So the portrait is done and delivered to the gallery. I find that I have a very different feeling about it than I would if it were a still-life, or a portrait of somebody else, or just about other subject matter. Part of that stems, I think, from it feeling rather strange to portray myself. I have never taken or even thought about taking a “selfie”. It’s just not something that ever comes to mind. I guess it feels a bit narcissistic and that feeling flows into how I feel about this self-portrait, just a bit odd.
In some ways how I feel about it is similar to that feeling one has sometimes after a conversation, of wanting to say, “That’s not quite what I meant,” or “I’m not finished – I have more to say.” I haven’t done a self-portrait before, so I don’t know if everyone feels that way.
Maybe one picture is just way too inadequate to say anything more than a tiny bit about someone. I think about people known for their self-portraits, Frida Kahlo, Rembrandt, Jane Lund, and realize that all their portraits say different things about them, very different things in many cases. So perhaps the answer is to get over my discomfort with the narcissistic angle and do several more to continue the conversation, to fill in some of what feels left out, to not have this one picture have to say everything about me. Maybe it’s good that the invitation to this show made me do something I hadn’t thought of doing, a self-portrait, because the conversation doesn’t end until we die. Perhaps it’s a good thing to document one’s journey.
What I adore about pastel, where I get a thrill every moment when I reach this point, is when it gets to where I can blend the layers of pastel with a Sennelier (so soft most people hate them, but my favorites), not just a Girault (harder but not too much, so I still like them) or a pastel pencil (very hard, but needed for very fine lines). To me, unless you want a very smooth pastel finish (which can be lovely, but is not what I aspire to), getting to that thick, luscious pastel soup is mandatory because that’s when each inch of the pastel is beautiful like a tiny abstract. (I used Wallis paper for this, which I think holds the bottom layers of the pastel strongly enough for me to stir the unattached soup of the upper layers. My last big piece of Wallis, which effectively is no more.) I did get to the soupy level in several places in this picture, so I am happy about that. And I was able to keep the pastel application very loose in the areas where modeling was vital, the face and hands. It took some restraint not to smooth it all out to have far more control over the modeling, but that wasn’t the final result that I wanted, so I resisted.
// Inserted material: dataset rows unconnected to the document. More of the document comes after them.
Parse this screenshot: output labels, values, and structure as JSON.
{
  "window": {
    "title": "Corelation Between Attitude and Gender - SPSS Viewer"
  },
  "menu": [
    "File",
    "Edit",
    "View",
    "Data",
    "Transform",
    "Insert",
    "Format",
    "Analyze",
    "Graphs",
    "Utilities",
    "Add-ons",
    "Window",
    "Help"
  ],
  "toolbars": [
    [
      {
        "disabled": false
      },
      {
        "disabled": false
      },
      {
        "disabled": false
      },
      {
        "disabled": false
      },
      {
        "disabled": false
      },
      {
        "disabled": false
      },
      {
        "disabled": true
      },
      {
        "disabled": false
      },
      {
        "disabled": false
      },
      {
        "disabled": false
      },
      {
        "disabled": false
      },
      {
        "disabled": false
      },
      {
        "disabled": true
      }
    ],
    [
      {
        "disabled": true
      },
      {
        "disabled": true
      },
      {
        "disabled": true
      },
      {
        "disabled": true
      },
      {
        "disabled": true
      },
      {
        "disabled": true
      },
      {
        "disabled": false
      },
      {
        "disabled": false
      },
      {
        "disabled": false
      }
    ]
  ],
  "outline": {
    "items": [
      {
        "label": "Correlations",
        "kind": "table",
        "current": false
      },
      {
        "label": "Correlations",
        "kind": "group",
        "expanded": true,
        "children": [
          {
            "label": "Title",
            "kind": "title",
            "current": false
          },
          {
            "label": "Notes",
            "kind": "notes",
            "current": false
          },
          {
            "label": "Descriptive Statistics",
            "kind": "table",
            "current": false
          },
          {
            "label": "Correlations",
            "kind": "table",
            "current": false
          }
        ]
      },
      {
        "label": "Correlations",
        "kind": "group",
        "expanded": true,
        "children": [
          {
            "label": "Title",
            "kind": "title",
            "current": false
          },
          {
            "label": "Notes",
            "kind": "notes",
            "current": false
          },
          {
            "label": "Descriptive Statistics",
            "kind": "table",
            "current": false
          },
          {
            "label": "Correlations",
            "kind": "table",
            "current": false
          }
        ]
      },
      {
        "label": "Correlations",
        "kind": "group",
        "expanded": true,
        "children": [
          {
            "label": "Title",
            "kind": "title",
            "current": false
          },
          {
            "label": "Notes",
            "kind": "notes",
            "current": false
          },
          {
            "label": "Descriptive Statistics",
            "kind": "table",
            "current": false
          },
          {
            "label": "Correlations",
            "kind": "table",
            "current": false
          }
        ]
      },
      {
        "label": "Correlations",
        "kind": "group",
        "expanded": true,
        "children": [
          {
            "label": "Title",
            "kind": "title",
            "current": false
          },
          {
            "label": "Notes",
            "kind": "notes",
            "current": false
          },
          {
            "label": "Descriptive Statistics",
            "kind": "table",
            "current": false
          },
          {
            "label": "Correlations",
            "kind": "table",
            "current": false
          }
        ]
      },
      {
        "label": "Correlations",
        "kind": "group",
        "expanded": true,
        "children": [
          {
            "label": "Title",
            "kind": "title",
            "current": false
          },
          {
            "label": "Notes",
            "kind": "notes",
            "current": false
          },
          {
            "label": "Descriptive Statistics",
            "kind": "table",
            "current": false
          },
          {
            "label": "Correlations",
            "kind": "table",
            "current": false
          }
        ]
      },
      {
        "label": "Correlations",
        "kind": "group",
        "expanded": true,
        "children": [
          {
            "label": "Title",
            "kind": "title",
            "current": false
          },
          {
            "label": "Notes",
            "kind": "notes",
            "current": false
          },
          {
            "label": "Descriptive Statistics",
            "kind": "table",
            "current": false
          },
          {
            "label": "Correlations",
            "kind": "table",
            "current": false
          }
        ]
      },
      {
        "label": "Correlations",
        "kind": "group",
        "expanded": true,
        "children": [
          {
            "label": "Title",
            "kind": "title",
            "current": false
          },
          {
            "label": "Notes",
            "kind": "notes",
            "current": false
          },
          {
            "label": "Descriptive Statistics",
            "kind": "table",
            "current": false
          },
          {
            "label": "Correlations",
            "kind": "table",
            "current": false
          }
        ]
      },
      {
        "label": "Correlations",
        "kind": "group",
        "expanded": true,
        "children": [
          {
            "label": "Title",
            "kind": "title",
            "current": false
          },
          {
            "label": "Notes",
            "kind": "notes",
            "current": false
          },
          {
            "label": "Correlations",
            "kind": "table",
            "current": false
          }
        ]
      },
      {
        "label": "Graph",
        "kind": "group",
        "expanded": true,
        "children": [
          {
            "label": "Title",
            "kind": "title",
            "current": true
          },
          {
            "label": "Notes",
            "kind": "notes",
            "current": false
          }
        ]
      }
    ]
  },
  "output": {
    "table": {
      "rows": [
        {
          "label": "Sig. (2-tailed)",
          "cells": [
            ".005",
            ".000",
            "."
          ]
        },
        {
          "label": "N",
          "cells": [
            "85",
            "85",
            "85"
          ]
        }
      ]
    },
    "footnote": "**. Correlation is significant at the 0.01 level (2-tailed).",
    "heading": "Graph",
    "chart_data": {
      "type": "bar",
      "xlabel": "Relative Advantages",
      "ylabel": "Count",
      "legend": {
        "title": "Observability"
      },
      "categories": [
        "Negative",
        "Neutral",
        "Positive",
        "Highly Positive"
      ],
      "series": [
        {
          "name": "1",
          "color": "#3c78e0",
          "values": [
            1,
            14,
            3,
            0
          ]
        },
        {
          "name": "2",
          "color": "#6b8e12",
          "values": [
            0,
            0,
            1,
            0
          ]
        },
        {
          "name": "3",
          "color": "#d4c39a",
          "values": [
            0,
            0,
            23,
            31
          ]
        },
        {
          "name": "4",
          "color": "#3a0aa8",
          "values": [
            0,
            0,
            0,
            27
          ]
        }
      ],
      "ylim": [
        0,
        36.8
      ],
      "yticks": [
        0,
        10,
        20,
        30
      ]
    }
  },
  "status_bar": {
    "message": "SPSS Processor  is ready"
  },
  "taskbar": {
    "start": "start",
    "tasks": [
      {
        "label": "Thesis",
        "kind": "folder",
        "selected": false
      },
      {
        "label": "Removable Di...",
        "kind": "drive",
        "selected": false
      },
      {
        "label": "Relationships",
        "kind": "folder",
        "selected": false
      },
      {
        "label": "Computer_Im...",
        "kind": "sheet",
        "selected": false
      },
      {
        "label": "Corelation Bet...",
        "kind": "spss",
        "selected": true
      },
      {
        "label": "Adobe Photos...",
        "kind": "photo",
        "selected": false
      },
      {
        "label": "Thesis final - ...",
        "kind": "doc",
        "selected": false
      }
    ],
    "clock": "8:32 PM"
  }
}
I am not at all in practice with doing portraits. I did a couple of pastel portraits over ten years ago and occasionally do a charcoal drawing; so I am happy that the likeness is, I think, good, and that the anatomy of the hand feels right, and that it looks like my hand, specifically. I like that especially because my dad used to sit me beside him and compare our hands, marveling at how alike they were. He did this from when I was about twelve up until he died. So I feel a bit like I have portrayed him a bit as well as myself, also from the fact that he took (and developed and printed) the photo of me that appears in the background. I am happy about how that photo adds to the picture and glad that I included it.
The show is at the A. P. E. Gallery in Northampton, MA, from November 3 through December 3, with an opening reception on November 10, from 5-8 PM. I am honored and excited to be in the company of so many wonderful local women artists.